Instead of only mailing the document to the patient’s private mailbox as requested via his Authorization for Release of Medical Information form, St. Luke’s Hospital made the mistake of additionally faxing the document to the mailroom of the patient’s employer. The hospital, when it was still called Spencer Cox Center for Health, did a similar mistake by faxing the PHI of another patient to the office where he worked.
To settle the issue, St. Luke’s Hospital agreed to pay $387,000 to OCR. In addition, the hospital will take corrective actions such as reviewing the policies and procedures regarding PHI disclosures and re-training of the employees to ensure similar incidents won’t happen again in the future. But St. Luke’s refused to enter into any settlement agreement with the patient.
The patient, identified as John Doe and represented by the Law Offices of Jeffrey Lichtman, sued St. Luke’s Hospital for negligence and negligent infliction of emotional distress. According to the suit, the mailroom staff and the patient’s supervisor saw his medical records. Information contained in the documents included his HIV status and care, history of physical abuse, previous diagnoses of sexually-transmitted diseases, sexual orientation information, prescription drug details, mental health history and social security number.
The disclosure of positive HIV status devastated the patient. He still hadn’t told all of his family and friends about his diagnosis as he was still coping with his condition. The pressure of knowing his co-workers knew about his diagnosis forced him to quit his job. As a result, he lost substantial health benefits and insurance. His new job had higher medical insurance costs so he stopped seeing his therapist.

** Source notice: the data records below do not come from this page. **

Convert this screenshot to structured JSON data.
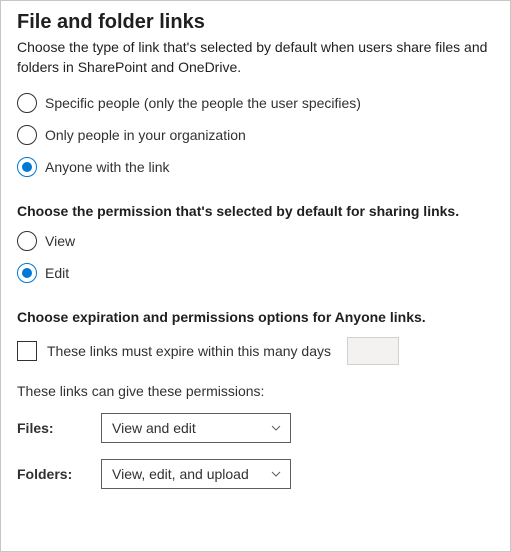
{
  "title": "File and folder links",
  "description": "Choose the type of link that's selected by default when users share files and folders in SharePoint and OneDrive.",
  "linkType": {
    "options": [
      {
        "label": "Specific people (only the people the user specifies)",
        "selected": false
      },
      {
        "label": "Only people in your organization",
        "selected": false
      },
      {
        "label": "Anyone with the link",
        "selected": true
      }
    ]
  },
  "permissionSection": {
    "heading": "Choose the permission that's selected by default for sharing links.",
    "options": [
      {
        "label": "View",
        "selected": false
      },
      {
        "label": "Edit",
        "selected": true
      }
    ]
  },
  "expirationSection": {
    "heading": "Choose expiration and permissions options for Anyone links.",
    "expireCheckbox": {
      "label": "These links must expire within this many days",
      "checked": false,
      "value": ""
    },
    "permissionsText": "These links can give these permissions:",
    "files": {
      "label": "Files:",
      "selected": "View and edit"
    },
    "folders": {
      "label": "Folders:",
      "selected": "View, edit, and upload"
    }
  }
}
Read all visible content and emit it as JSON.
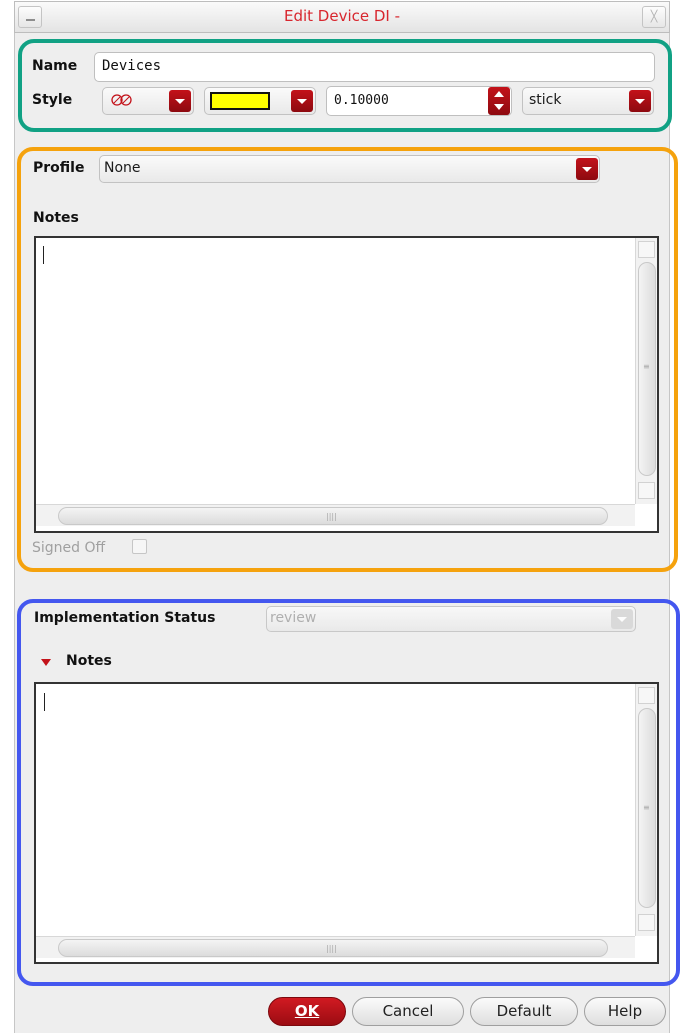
{
  "window": {
    "title": "Edit Device DI -",
    "close_glyph": "╳"
  },
  "name_row": {
    "label": "Name",
    "value": "Devices"
  },
  "style_row": {
    "label": "Style",
    "pattern_icon": "hatch-pattern-icon",
    "fill_color": "#ffff00",
    "line_width": "0.10000",
    "line_type": "stick"
  },
  "profile_section": {
    "label": "Profile",
    "value": "None",
    "notes_label": "Notes",
    "notes_text": "",
    "signed_off_label": "Signed Off",
    "signed_off_checked": false
  },
  "implementation_section": {
    "label": "Implementation Status",
    "value": "review",
    "notes_label": "Notes",
    "notes_text": ""
  },
  "buttons": {
    "ok": "OK",
    "cancel": "Cancel",
    "default": "Default",
    "help": "Help"
  },
  "colors": {
    "accent_red": "#c3121a",
    "frame_green": "#11a184",
    "frame_orange": "#f5a20d",
    "frame_blue": "#4457ef"
  }
}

St. Luke’s Hospital admitted to the egregious breach but made no attempts to compensate the patient. The hospital only told the patient that he was lucky only the mailroom employee saw the documents about his health issues. The lawsuit wants the hospital to pay $2.5 million in damages.